particular, have been active areas of research in the last decade or
so. These methods have the potential to provide nearly h-independent
solvers for a variety of problems.
One area that has been the focus of my recent works is that of AMG
solvers for Maxwell's equations. Specifically, we consider problem
reformulations that can make the system significantly easier for an AMG
code to solve.
If 90% of physical problems one could possibly want to solve can be
reduced to a linear system, then 90% of those are challenging to
solve using an iterative method unless a good preconditioner is
used. My thesis work at UIUC focused precisely on addressing this
issue for (generalized) saddle-point problems.
Saddle-point problems arise from a number of applications, ranging
from fluid flow (incompressible Navier-Stokes) and metal deformation
all the way to constrained optimization and optimal control problems.
There has been a great deal of work on preconditioners for specific
problems (the incompressible Navier-Stokes equations come to mind),
but the preconditioners we consider are general in scope and make no
assumptions of symmetry or definiteness.
Monte Carlo for Particle Simulations
Monte Carlo algorithms for particle simulation generally work by
moving particles (either one by one or all at once) and then deciding
on whether or not to accept this move based on the ratio of some quantity (usually
energy) between the new and old positions. These methods sample the
space of allowable configurations with the goal of providing aggregate
statistics about the underlying distribution in the end.
One of the most expensive steps in this process involves
calculating the probability of accepting (or rejecting) a proposed
particle move. Classical methods can take up to O(n^3) time
to move n particles. We aim to cut that calculation by a
factor of n.
It is not infrequent that someone might want to minimize (or
maximize) some function where derivative information is not available
(or might be too expensive to acquire). In these cases, the function
evaluations are often expensive, so building a surrogate model using
that to drive the optimization process is a reasonable thing to do.

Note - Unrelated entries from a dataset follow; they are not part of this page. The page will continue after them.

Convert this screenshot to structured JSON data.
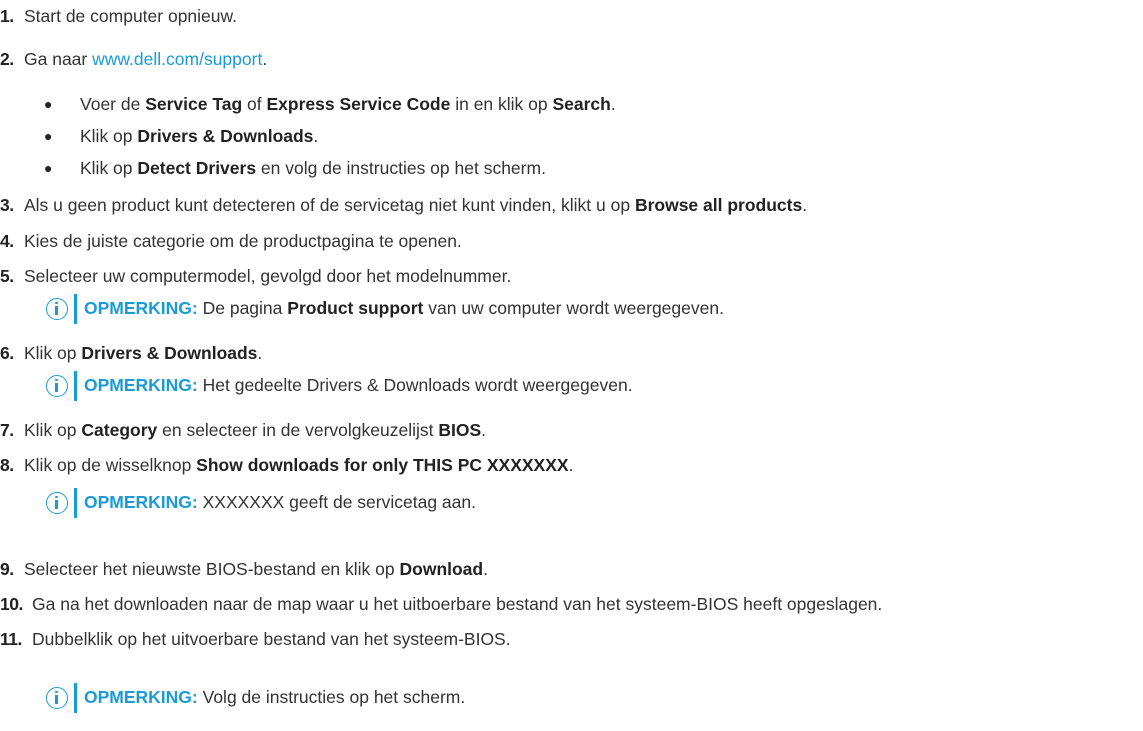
{
  "steps": [
    {
      "num": "1.",
      "text": "Start de computer opnieuw."
    },
    {
      "num": "2.",
      "pre": "Ga naar ",
      "link": "www.dell.com/support",
      "post": "."
    },
    {
      "num": "3.",
      "pre": "Als u geen product kunt detecteren of de servicetag niet kunt vinden, klikt u op ",
      "bold": "Browse all products",
      "post": "."
    },
    {
      "num": "4.",
      "text": "Kies de juiste categorie om de productpagina te openen."
    },
    {
      "num": "5.",
      "text": "Selecteer uw computermodel, gevolgd door het modelnummer."
    },
    {
      "num": "6.",
      "pre": "Klik op ",
      "bold": "Drivers & Downloads",
      "post": "."
    },
    {
      "num": "7.",
      "pre": "Klik op ",
      "bold": "Category",
      "mid": " en selecteer in de vervolgkeuzelijst ",
      "bold2": "BIOS",
      "post": "."
    },
    {
      "num": "8.",
      "pre": "Klik op de wisselknop ",
      "bold": "Show downloads for only THIS PC XXXXXXX",
      "post": "."
    },
    {
      "num": "9.",
      "pre": "Selecteer het nieuwste BIOS-bestand en klik op ",
      "bold": "Download",
      "post": "."
    },
    {
      "num": "10.",
      "text": "Ga na het downloaden naar de map waar u het uitboerbare bestand van het systeem-BIOS heeft opgeslagen."
    },
    {
      "num": "11.",
      "text": "Dubbelklik op het uitvoerbare bestand van het systeem-BIOS."
    }
  ],
  "substeps": [
    {
      "pre": "Voer de ",
      "bold": "Service Tag",
      "mid": " of ",
      "bold2": "Express Service Code",
      "mid2": " in en klik op ",
      "bold3": "Search",
      "post": "."
    },
    {
      "pre": "Klik op ",
      "bold": "Drivers & Downloads",
      "post": "."
    },
    {
      "pre": "Klik op ",
      "bold": "Detect Drivers",
      "post": " en volg de instructies op het scherm."
    }
  ],
  "bullet_char": "●",
  "notes": [
    {
      "label": "OPMERKING:",
      "pre": " De pagina ",
      "bold": "Product support",
      "post": " van uw computer wordt weergegeven."
    },
    {
      "label": "OPMERKING:",
      "text": " Het gedeelte Drivers & Downloads wordt weergegeven."
    },
    {
      "label": "OPMERKING:",
      "text": " XXXXXXX geeft de servicetag aan."
    },
    {
      "label": "OPMERKING:",
      "text": " Volg de instructies op het scherm."
    }
  ],
  "colors": {
    "accent": "#1a9bd7",
    "text": "#333333"
  },
  "icons": {
    "note": "info-icon"
  }
}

In this context, we consider Model-Assisted Pattern Search (MAPS), a
locally convergent method that uses a series of models (creating using
kriging) to guide a pattern search process.